> _What the exercise asks_: Word for word, restate all of the entries.

————

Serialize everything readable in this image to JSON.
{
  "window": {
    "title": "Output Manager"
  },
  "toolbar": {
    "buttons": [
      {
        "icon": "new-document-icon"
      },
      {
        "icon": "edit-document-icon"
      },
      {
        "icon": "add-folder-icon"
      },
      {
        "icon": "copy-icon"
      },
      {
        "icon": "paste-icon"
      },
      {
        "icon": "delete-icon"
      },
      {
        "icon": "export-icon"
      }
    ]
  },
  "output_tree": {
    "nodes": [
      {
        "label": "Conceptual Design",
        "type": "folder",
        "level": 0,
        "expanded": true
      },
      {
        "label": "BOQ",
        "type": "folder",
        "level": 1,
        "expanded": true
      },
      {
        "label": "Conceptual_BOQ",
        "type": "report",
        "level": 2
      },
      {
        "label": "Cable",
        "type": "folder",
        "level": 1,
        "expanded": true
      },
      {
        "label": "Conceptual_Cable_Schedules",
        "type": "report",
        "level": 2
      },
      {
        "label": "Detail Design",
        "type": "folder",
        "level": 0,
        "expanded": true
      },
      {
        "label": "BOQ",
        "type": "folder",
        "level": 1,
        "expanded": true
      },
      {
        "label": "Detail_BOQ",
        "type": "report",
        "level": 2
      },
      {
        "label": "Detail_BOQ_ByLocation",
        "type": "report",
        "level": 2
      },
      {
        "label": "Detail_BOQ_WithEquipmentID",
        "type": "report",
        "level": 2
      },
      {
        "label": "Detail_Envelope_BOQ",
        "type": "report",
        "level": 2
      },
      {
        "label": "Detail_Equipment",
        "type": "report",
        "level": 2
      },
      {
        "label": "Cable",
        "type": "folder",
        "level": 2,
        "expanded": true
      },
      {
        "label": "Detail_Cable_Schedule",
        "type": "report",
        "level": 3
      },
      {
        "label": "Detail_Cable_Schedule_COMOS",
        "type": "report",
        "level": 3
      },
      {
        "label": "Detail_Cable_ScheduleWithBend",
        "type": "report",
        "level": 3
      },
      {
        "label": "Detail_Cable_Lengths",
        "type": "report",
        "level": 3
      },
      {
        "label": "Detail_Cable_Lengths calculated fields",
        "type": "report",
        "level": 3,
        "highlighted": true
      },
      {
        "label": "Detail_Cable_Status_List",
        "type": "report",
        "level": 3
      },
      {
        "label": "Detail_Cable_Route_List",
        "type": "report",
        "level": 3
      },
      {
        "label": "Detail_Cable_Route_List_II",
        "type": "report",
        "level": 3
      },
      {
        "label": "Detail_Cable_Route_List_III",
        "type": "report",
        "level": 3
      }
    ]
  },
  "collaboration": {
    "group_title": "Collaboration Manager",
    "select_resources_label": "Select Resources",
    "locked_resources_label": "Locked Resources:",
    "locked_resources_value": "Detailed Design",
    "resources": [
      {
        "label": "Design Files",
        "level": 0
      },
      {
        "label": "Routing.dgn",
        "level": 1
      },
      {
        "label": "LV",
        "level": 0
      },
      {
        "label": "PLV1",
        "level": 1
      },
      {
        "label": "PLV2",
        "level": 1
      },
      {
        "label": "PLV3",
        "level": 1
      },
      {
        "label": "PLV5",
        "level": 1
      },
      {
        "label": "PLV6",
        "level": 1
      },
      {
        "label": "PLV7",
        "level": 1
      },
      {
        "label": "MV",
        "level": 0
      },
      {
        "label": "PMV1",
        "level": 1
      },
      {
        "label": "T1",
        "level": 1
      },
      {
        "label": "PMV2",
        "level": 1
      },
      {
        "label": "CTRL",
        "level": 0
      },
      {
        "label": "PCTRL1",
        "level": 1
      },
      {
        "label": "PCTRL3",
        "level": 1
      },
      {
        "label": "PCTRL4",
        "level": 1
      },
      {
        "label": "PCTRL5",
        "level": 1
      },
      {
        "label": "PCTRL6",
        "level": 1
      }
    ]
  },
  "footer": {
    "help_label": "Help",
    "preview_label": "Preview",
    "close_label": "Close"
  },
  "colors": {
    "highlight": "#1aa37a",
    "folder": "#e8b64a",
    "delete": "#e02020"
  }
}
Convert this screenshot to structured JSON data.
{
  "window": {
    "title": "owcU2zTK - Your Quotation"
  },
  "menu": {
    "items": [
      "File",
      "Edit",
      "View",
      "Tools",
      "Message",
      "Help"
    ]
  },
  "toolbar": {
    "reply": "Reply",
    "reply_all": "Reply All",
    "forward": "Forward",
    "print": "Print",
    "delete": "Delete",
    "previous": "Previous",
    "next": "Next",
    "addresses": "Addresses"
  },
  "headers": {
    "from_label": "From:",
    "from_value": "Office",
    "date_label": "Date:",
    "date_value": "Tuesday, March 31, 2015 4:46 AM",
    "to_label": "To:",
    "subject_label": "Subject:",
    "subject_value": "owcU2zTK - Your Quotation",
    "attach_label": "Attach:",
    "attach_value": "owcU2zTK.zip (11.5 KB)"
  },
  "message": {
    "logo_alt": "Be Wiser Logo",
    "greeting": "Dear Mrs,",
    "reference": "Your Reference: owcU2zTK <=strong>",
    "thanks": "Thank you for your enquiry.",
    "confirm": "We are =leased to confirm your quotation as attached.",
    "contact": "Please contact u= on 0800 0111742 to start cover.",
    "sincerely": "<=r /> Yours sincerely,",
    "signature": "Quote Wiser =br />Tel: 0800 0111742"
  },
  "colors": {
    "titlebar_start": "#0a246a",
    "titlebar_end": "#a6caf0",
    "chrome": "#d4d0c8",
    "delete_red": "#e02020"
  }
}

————

> _Written answer_:
Serialize everything readable in this image to JSON.
{
  "window": {
    "title": "Output Manager"
  },
  "toolbar": {
    "buttons": [
      {
        "icon": "new-document-icon"
      },
      {
        "icon": "edit-document-icon"
      },
      {
        "icon": "add-folder-icon"
      },
      {
        "icon": "copy-icon"
      },
      {
        "icon": "paste-icon"
      },
      {
        "icon": "delete-icon"
      },
      {
        "icon": "export-icon"
      }
    ]
  },
  "output_tree": {
    "nodes": [
      {
        "label": "Conceptual Design",
        "type": "folder",
        "level": 0,
        "expanded": true
      },
      {
        "label": "BOQ",
        "type": "folder",
        "level": 1,
        "expanded": true
      },
      {
        "label": "Conceptual_BOQ",
        "type": "report",
        "level": 2
      },
      {
        "label": "Cable",
        "type": "folder",
        "level": 1,
        "expanded": true
      },
      {
        "label": "Conceptual_Cable_Schedules",
        "type": "report",
        "level": 2
      },
      {
        "label": "Detail Design",
        "type": "folder",
        "level": 0,
        "expanded": true
      },
      {
        "label": "BOQ",
        "type": "folder",
        "level": 1,
        "expanded": true
      },
      {
        "label": "Detail_BOQ",
        "type": "report",
        "level": 2
      },
      {
        "label": "Detail_BOQ_ByLocation",
        "type": "report",
        "level": 2
      },
      {
        "label": "Detail_BOQ_WithEquipmentID",
        "type": "report",
        "level": 2
      },
      {
        "label": "Detail_Envelope_BOQ",
        "type": "report",
        "level": 2
      },
      {
        "label": "Detail_Equipment",
        "type": "report",
        "level": 2
      },
      {
        "label": "Cable",
        "type": "folder",
        "level": 2,
        "expanded": true
      },
      {
        "label": "Detail_Cable_Schedule",
        "type": "report",
        "level": 3
      },
      {
        "label": "Detail_Cable_Schedule_COMOS",
        "type": "report",
        "level": 3
      },
      {
        "label": "Detail_Cable_ScheduleWithBend",
        "type": "report",
        "level": 3
      },
      {
        "label": "Detail_Cable_Lengths",
        "type": "report",
        "level": 3
      },
      {
        "label": "Detail_Cable_Lengths calculated fields",
        "type": "report",
        "level": 3,
        "highlighted": true
      },
      {
        "label": "Detail_Cable_Status_List",
        "type": "report",
        "level": 3
      },
      {
        "label": "Detail_Cable_Route_List",
        "type": "report",
        "level": 3
      },
      {
        "label": "Detail_Cable_Route_List_II",
        "type": "report",
        "level": 3
      },
      {
        "label": "Detail_Cable_Route_List_III",
        "type": "report",
        "level": 3
      }
    ]
  },
  "collaboration": {
    "group_title": "Collaboration Manager",
    "select_resources_label": "Select Resources",
    "locked_resources_label": "Locked Resources:",
    "locked_resources_value": "Detailed Design",
    "resources": [
      {
        "label": "Design Files",
        "level": 0
      },
      {
        "label": "Routing.dgn",
        "level": 1
      },
      {
        "label": "LV",
        "level": 0
      },
      {
        "label": "PLV1",
        "level": 1
      },
      {
        "label": "PLV2",
        "level": 1
      },
      {
        "label": "PLV3",
        "level": 1
      },
      {
        "label": "PLV5",
        "level": 1
      },
      {
        "label": "PLV6",
        "level": 1
      },
      {
        "label": "PLV7",
        "level": 1
      },
      {
        "label": "MV",
        "level": 0
      },
      {
        "label": "PMV1",
        "level": 1
      },
      {
        "label": "T1",
        "level": 1
      },
      {
        "label": "PMV2",
        "level": 1
      },
      {
        "label": "CTRL",
        "level": 0
      },
      {
        "label": "PCTRL1",
        "level": 1
      },
      {
        "label": "PCTRL3",
        "level": 1
      },
      {
        "label": "PCTRL4",
        "level": 1
      },
      {
        "label": "PCTRL5",
        "level": 1
      },
      {
        "label": "PCTRL6",
        "level": 1
      }
    ]
  },
  "footer": {
    "help_label": "Help",
    "preview_label": "Preview",
    "close_label": "Close"
  },
  "colors": {
    "highlight": "#1aa37a",
    "folder": "#e8b64a",
    "delete": "#e02020"
  }
}
Convert this screenshot to structured JSON data.
{
  "window": {
    "title": "owcU2zTK - Your Quotation"
  },
  "menu": {
    "items": [
      "File",
      "Edit",
      "View",
      "Tools",
      "Message",
      "Help"
    ]
  },
  "toolbar": {
    "reply": "Reply",
    "reply_all": "Reply All",
    "forward": "Forward",
    "print": "Print",
    "delete": "Delete",
    "previous": "Previous",
    "next": "Next",
    "addresses": "Addresses"
  },
  "headers": {
    "from_label": "From:",
    "from_value": "Office",
    "date_label": "Date:",
    "date_value": "Tuesday, March 31, 2015 4:46 AM",
    "to_label": "To:",
    "subject_label": "Subject:",
    "subject_value": "owcU2zTK - Your Quotation",
    "attach_label": "Attach:",
    "attach_value": "owcU2zTK.zip (11.5 KB)"
  },
  "message": {
    "logo_alt": "Be Wiser Logo",
    "greeting": "Dear Mrs,",
    "reference": "Your Reference: owcU2zTK <=strong>",
    "thanks": "Thank you for your enquiry.",
    "confirm": "We are =leased to confirm your quotation as attached.",
    "contact": "Please contact u= on 0800 0111742 to start cover.",
    "sincerely": "<=r /> Yours sincerely,",
    "signature": "Quote Wiser =br />Tel: 0800 0111742"
  },
  "colors": {
    "titlebar_start": "#0a246a",
    "titlebar_end": "#a6caf0",
    "chrome": "#d4d0c8",
    "delete_red": "#e02020"
  }
}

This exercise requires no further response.